To get the maximum amount of enjoyment from this you need to assume the stance of an innocent looking lurking bystander. Simply place your book far enough away from you for disassociation, then wait for an adoptive passer-by to reach out and clutch it with love and longing. One of the best places to do this is a loo, well, it is for ladies anyway, because there’s such a lot of passing traffic, you might easily think it had been left inadvertently by a fellow commuter. While you’re busy drying your hands or touching up your lashes, observe covertly from the cover of inevitable mirrors and see faces light up as they either hold it up and yell to see if the previous owner is still around, or watch them tuck it into their bag with a wry smile of, Oh Yea. Either way, it moveth on.

Thing Twenty: Make Talking Piece Table Mats

If your glue stick has got anything left to offer, decoupage a dull old melamine rectangle with something a little more evocative, then cover them in a slather of clear gloss varnish to preserve them. They make the perfect table accompaniment, ideal for laying out when you’ve got particularly boring dinner guests coming over. You cannot fail to spark up a conversation about what lies before you when you have a set of these classy numbers. Consider plying your guests with words that are guaranteed to make their mouth water. Something seductive and culinary by Nigella might good, but don’t ramp it up to anything by Alex Comfort, M.B., Ph.D., or it might turn into a completely different sort of party altogether.

Thing Twenty-one: Put it Back on the Shelf to Gather Dust Gloriously and Enjoy Looking at it

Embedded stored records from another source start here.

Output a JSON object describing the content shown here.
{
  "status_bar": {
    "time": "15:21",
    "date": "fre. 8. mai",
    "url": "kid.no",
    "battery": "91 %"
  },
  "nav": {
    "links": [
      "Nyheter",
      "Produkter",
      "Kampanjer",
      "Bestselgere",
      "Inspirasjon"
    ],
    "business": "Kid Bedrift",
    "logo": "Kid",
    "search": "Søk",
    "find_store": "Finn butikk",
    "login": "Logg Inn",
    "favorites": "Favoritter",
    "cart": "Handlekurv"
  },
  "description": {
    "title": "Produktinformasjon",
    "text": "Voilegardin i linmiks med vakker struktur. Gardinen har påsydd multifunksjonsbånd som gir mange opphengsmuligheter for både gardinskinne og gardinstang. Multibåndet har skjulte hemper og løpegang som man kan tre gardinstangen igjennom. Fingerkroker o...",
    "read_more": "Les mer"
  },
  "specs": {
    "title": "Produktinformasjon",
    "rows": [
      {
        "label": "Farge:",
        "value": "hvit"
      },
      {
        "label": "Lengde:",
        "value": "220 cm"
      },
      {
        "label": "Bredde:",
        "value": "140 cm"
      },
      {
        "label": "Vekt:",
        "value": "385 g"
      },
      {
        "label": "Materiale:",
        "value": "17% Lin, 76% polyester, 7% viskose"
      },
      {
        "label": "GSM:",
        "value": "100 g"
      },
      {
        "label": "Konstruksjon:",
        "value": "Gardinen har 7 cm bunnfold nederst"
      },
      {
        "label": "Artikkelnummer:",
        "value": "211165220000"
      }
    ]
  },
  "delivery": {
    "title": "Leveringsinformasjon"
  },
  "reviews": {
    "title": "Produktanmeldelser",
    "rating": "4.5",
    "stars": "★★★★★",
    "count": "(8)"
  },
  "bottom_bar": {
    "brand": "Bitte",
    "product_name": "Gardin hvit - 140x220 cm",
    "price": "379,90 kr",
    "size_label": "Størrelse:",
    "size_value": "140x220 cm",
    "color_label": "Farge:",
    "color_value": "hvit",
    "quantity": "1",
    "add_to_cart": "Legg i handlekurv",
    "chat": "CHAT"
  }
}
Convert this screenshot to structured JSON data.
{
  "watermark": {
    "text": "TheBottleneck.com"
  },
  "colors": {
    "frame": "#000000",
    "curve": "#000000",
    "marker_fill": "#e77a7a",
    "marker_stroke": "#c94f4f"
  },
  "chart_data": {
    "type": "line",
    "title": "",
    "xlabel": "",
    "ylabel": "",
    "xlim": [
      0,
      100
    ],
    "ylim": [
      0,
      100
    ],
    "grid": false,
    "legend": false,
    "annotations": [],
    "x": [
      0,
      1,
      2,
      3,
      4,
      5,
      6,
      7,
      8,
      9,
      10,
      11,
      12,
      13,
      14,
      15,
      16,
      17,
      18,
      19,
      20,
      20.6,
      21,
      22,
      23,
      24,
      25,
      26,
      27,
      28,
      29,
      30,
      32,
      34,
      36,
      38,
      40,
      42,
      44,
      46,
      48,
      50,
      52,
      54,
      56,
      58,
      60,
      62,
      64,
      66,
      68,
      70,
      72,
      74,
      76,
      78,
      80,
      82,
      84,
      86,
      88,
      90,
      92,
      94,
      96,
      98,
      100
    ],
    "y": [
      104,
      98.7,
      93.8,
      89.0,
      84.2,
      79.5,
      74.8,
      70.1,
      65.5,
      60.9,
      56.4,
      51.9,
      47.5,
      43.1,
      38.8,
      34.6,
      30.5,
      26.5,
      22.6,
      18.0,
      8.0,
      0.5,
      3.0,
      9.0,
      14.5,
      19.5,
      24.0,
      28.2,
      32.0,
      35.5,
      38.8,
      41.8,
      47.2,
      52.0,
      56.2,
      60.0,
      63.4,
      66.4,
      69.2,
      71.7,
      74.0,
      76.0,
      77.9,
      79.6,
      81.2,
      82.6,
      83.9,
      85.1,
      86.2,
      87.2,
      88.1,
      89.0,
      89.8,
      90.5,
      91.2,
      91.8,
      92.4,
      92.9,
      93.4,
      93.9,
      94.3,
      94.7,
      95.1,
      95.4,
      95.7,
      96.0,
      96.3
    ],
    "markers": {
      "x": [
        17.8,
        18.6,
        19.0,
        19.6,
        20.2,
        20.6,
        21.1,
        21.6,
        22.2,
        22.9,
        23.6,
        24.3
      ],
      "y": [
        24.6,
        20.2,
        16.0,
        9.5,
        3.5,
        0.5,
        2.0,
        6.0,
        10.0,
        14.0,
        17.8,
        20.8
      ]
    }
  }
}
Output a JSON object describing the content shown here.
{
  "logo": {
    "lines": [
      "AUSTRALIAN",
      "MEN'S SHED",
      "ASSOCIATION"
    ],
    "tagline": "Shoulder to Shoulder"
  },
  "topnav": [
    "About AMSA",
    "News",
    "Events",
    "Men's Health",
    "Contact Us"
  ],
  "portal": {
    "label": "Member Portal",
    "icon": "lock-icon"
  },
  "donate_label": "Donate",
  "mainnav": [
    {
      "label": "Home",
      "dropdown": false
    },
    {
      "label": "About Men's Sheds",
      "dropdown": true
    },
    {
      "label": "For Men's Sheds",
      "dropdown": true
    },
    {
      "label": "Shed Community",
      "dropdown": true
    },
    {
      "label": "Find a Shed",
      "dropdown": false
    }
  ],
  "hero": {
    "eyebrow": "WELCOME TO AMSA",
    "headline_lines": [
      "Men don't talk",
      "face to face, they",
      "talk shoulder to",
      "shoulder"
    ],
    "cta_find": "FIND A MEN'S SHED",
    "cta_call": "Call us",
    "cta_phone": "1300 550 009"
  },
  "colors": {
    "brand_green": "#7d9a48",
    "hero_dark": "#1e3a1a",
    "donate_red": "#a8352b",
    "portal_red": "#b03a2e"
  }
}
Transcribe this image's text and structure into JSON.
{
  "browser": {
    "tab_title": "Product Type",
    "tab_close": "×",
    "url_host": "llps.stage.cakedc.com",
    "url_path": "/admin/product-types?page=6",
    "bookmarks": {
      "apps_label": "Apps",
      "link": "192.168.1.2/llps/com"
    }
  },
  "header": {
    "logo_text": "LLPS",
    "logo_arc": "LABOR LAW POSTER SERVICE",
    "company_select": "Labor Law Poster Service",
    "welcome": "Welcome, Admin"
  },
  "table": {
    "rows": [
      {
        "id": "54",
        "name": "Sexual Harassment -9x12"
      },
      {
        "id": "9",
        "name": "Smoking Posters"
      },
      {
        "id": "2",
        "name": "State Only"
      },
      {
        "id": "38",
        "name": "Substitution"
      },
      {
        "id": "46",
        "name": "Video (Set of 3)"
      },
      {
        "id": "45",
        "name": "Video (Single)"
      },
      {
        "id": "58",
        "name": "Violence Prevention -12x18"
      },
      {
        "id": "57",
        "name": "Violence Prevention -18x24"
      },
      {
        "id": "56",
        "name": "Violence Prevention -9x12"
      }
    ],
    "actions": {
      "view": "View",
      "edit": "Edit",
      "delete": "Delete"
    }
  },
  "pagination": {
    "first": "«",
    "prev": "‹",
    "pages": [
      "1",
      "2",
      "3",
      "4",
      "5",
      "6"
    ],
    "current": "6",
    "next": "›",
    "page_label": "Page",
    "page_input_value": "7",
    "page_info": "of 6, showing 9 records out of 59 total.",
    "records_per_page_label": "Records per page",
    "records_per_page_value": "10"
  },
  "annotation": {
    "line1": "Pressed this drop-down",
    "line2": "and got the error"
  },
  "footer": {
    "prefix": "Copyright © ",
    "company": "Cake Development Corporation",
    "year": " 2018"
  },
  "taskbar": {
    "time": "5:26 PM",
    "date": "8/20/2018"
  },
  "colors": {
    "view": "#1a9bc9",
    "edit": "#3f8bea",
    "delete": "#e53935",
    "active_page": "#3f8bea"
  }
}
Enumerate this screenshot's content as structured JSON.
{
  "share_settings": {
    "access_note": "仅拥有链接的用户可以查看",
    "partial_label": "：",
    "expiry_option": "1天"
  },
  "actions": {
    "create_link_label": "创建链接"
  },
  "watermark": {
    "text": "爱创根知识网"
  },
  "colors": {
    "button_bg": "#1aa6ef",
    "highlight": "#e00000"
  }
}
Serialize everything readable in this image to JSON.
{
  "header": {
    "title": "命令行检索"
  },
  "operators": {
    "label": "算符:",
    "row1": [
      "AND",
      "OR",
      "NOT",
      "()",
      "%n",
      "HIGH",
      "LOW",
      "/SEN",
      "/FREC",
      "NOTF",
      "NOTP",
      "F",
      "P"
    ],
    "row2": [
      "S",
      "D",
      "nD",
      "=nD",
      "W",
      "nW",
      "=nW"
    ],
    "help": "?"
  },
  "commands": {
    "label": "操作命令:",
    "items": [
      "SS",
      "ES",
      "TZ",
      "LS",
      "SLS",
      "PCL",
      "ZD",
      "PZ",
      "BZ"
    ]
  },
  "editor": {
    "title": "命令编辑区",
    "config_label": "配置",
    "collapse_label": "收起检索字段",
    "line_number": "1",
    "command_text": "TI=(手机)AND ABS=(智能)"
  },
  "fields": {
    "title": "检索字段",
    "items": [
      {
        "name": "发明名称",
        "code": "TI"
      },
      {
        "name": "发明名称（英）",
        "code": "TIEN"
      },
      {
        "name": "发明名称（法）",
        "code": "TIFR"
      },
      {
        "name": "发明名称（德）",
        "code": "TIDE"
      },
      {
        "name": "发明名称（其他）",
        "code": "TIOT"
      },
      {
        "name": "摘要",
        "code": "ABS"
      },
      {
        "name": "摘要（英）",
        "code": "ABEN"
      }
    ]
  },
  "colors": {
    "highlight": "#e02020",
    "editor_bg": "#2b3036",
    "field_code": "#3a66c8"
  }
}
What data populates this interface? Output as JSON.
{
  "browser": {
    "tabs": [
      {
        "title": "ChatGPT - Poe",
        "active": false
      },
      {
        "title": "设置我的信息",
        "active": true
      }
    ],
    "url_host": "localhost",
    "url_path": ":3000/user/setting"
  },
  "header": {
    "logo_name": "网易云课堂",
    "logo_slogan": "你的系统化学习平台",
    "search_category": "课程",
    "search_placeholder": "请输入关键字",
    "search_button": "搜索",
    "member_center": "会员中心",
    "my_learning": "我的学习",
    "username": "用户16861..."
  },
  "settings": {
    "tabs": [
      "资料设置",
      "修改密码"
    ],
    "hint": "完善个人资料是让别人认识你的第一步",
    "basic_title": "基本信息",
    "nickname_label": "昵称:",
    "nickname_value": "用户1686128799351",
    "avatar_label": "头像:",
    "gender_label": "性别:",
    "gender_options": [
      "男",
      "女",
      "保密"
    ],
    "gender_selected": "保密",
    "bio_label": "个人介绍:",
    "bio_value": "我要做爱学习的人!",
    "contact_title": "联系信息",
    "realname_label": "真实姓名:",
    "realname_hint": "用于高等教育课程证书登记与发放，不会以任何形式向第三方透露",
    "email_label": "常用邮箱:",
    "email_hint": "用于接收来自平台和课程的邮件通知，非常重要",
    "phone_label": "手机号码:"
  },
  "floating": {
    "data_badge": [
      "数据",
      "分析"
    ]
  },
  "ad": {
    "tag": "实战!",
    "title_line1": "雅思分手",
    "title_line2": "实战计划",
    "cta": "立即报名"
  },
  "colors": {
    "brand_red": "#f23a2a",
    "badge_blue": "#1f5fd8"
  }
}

Quite simply put.

In conclusion, this rather bizarre post will soon be launched into the ether and it is our fondest hope you will think it quirky enough to RT it, perhaps even comment on it on your Facebook page, but most of all, we hope it inspires you to look at books in a different way and helps you appreciate them a tiny bit more than you do already.

Oh and we also live in hope that you’ll stick it in the odd blog post too but hey, I realise that’s probably pushing it…we’ve only just met…etc.

Literarily yours,

The Team